Aspartame, Equal, Little Blue Packet, the stuff in diet soda. Whatever name you use, chances are you have an opinion about this sweetener. But, do you really have all the facts? Between teaching nutritional sciences at the University of Toronto and consulting with food and beverage companies on regulatory affairs, I’ve examined just about every study on aspartame. Here are questions I often encounter on aspartame along with the answers I give friends, family, students and others: 

Is aspartame safe to use?

Yes. Aspartame has been approved for use by all major food authorities. This includes the World Health Organization’s Joint Expert Committee on Food Additives (JECFA), the U.S. Food and Drug Administration (FDA), Health Canada, the European Food Safety Authority (EFSA), the Food Standards Australia New Zealand and many others.

In fact, it always makes me sad when this question comes from people who need to control their blood sugar and need to reduce their weight to improve their health. Aspartame does not affect blood sugar and switching to low- or no-calorie food and drinks has been shown to help with weight management.

What is aspartame anyway?
Put simply, aspartame is made of the same building blocks we find in foods we eat every day.
And it is digested the same way we digest foods. The digestion products include two amino acids and a small amount of methanol. Remember that amino acids are the building blocks of all proteins, and are found in protein-containing foods. Methanol also comes from many foods we eat, including fruits and vegetables. Once your digestive system splits apart aspartame, the digestion products are identical to those you obtain when you eat yogurt, chicken breasts, orange juice, tomatoes, green beans etc. So what enters your body, is the same building blocks, whether they come from food or aspartame.
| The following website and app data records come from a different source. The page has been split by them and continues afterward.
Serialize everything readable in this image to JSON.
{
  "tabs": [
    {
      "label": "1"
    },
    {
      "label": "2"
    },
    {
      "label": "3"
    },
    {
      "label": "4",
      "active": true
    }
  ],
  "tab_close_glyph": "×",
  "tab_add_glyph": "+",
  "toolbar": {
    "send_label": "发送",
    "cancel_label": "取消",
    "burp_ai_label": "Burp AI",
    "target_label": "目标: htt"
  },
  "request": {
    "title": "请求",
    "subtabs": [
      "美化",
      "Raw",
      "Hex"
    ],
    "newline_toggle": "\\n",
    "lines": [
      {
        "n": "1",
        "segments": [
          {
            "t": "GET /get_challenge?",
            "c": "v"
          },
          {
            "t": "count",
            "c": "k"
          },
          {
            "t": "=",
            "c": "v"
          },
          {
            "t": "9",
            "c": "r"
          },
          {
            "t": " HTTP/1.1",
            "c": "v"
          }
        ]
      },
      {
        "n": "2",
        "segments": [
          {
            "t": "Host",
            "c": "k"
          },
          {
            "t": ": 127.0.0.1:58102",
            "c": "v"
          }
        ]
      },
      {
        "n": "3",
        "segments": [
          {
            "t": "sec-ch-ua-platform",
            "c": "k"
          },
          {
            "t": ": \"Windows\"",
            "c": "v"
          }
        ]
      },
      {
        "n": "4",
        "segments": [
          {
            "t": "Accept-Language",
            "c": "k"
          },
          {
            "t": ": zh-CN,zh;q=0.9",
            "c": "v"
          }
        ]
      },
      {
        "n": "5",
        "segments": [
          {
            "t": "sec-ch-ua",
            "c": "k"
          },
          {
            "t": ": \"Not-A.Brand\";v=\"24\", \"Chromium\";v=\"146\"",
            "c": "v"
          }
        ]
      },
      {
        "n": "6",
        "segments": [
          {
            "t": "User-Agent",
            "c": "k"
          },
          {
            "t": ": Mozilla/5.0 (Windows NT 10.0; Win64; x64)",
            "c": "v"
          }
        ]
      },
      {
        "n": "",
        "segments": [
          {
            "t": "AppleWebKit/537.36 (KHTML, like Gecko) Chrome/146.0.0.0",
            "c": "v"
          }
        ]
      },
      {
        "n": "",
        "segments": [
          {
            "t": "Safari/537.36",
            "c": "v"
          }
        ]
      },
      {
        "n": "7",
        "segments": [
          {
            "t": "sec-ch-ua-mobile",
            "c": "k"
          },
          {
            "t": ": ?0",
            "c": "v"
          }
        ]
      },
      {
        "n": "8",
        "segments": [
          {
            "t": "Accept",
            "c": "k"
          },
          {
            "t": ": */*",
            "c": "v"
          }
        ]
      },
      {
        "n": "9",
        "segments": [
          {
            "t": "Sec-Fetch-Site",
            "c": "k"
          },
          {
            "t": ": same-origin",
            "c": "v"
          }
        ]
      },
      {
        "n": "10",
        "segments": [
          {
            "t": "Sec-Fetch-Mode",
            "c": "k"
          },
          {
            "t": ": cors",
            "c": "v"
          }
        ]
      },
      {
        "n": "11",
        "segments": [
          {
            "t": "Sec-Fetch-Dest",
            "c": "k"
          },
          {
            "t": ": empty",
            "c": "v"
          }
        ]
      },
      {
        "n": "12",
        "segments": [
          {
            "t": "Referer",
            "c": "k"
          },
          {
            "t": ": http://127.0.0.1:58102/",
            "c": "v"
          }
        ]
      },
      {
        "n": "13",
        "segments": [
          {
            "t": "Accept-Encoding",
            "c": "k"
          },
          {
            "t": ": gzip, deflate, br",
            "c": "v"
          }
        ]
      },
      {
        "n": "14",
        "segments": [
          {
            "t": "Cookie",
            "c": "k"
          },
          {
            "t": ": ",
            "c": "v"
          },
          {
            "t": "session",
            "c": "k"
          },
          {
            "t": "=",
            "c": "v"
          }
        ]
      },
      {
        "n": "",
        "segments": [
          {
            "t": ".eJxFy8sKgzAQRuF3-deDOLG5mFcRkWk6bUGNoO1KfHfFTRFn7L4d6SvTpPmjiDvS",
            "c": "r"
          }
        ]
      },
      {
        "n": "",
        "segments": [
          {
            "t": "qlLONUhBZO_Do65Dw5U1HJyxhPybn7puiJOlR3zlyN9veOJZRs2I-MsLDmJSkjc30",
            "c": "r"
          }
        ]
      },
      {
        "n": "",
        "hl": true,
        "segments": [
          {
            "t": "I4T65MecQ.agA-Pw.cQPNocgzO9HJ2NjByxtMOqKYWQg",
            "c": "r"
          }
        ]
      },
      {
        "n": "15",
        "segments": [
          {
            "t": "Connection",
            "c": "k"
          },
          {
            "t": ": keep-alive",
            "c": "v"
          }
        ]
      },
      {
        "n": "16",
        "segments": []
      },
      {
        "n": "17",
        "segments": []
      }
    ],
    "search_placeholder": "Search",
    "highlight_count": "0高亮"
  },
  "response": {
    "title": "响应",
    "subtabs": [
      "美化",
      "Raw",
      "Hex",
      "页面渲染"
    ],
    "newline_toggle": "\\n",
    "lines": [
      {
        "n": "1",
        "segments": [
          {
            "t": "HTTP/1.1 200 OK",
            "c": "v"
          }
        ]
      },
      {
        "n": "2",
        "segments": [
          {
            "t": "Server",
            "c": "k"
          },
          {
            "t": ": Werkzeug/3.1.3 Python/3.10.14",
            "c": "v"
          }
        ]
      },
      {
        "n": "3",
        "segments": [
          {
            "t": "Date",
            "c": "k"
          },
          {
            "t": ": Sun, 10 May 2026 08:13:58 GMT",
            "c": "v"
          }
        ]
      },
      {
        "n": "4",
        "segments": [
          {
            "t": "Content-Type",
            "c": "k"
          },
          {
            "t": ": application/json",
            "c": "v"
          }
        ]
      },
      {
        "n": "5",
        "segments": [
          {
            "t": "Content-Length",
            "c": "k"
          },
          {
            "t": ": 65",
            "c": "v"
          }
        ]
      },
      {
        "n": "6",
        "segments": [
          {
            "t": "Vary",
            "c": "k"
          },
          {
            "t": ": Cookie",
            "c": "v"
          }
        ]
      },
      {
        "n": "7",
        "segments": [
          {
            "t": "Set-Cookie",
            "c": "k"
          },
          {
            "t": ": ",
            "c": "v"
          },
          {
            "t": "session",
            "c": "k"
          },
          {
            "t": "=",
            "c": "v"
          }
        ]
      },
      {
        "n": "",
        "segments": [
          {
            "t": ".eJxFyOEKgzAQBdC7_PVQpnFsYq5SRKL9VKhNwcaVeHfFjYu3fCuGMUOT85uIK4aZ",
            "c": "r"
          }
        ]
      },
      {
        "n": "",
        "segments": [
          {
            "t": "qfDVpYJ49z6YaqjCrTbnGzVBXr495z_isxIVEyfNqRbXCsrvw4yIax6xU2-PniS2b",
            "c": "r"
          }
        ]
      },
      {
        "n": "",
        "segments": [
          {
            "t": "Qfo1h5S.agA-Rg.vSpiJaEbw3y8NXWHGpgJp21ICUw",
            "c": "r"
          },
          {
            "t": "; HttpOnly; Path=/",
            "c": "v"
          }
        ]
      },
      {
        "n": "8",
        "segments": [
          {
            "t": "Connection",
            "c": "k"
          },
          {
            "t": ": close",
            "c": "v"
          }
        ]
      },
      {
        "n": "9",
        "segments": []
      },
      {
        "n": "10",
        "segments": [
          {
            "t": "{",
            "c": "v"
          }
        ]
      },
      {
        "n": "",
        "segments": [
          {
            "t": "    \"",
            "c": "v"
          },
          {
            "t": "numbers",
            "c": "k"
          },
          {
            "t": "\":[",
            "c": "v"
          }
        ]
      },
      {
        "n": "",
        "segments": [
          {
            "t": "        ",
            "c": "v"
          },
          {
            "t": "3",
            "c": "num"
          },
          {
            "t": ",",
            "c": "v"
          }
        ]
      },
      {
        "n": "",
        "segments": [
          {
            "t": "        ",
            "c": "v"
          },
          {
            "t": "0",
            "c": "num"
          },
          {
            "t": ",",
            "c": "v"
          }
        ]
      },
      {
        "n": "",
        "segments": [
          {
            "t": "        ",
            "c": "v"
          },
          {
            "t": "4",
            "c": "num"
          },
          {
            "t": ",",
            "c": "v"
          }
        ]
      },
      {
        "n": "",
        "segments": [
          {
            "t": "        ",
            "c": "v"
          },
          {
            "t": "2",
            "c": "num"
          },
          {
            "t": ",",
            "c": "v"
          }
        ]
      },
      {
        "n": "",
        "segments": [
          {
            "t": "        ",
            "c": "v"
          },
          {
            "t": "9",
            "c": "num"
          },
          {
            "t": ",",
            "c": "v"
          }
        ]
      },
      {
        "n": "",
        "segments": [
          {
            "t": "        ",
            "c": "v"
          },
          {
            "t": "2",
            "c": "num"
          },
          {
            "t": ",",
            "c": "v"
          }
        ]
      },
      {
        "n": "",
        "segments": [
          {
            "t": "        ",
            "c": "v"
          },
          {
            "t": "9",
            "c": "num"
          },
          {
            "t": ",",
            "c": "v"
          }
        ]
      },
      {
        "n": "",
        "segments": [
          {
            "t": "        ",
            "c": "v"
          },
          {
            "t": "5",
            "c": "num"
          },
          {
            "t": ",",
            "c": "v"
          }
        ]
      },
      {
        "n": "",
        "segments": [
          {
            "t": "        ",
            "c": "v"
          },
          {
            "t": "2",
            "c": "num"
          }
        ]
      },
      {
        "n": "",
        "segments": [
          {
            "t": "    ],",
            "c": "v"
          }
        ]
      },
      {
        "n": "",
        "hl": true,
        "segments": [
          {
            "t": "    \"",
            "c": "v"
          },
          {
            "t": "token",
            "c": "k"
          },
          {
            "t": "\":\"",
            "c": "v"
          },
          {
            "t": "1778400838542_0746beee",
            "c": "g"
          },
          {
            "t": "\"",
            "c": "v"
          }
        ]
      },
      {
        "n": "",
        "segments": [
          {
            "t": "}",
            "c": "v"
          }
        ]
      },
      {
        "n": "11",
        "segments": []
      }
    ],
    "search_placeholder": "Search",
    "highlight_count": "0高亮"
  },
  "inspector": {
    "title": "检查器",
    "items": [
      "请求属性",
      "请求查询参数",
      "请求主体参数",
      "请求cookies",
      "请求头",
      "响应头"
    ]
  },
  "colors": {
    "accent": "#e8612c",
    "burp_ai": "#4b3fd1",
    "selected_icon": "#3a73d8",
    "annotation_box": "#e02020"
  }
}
Why is there a warning label about phenylalanine? Is it harmful?
Phenylalanine is one of the amino acids found in aspartame, and in many foods. It is not harmful. The warning is for those individuals with a rare genetic disease that cannot properly metabolize this amino acid, and need to watch their intake. This genetic disease is detected at birth and those individuals receive extensive diet counseling as they must also carefully control protein intakes.

Is methanol a problem?
The small amount you obtain when you consume fruits and vegetables or aspartame-sweetened products is not a problem. In fact, you get less methanol from a serving of aspartame-sweetened soda than you do from a serving of tomato juice.

What studies have been done on the safety of aspartame?
Hundreds. It’s likely that more studies have been done on aspartame than on any other food ingredient. That includes lifetime studies in animals and clinical studies in humans. Each time regulatory authorities, health associations and experts are called on to vet reports of an alleged danger of aspartame, they find them flawed and unreliable. Over and over, the safety of consuming aspartame-containing foods has been reassessed, and confirmed.

Why did the European Food Safety Authority review the safety of aspartame? What did they find? 
There is a great deal of misinformation on aspartame causing public concern. To ensure all points of view were considered, EFSA issued an open public call for all data and comments or concerns on aspartame, and compiled an independent group of experts to carefully review all the information provided.

The panel confirmed the safety of aspartame. The panel specifically stated that aspartame does not cause cancer and does not cause any problems during pregnancy and development.  The panel also assessed how much people are eating, and confirmed that intakes of aspartame are below the Acceptable Daily Intake, even for those people that are the highest users of low-calorie products.  So all consumers can confidently enjoy food and beverage products containing aspartame. 

Do you advocate wider use of aspartame?
I advocate maintaining optimal body weight and, if you are diabetic or pre-diabetic, controlling levels of blood sugar. If beverages and foods with aspartame, or any other approved low-calorie sweetener can help you achieve these goals, then use them without hesitation or concern for their safety. This applies to pregnant women and children as well. Don’t make your dietary choices based on fears of aspartame that are unfounded.



Dr. Bernadene Magnuson

Dr. Bernadene Magnuson is president of BMagnuson Consulting in Mississauga, Canada. She works with the food ingredient, feed, food and beverage industries, including Coca-Cola, to develop global strategies, resolve toxicology issues and facilitate regulatory approvals. She also teaches undergraduate and graduate classes as an Associate Professor in the Dept of Nutritional Sciences in the Faculty of Medicine of the University of Toronto.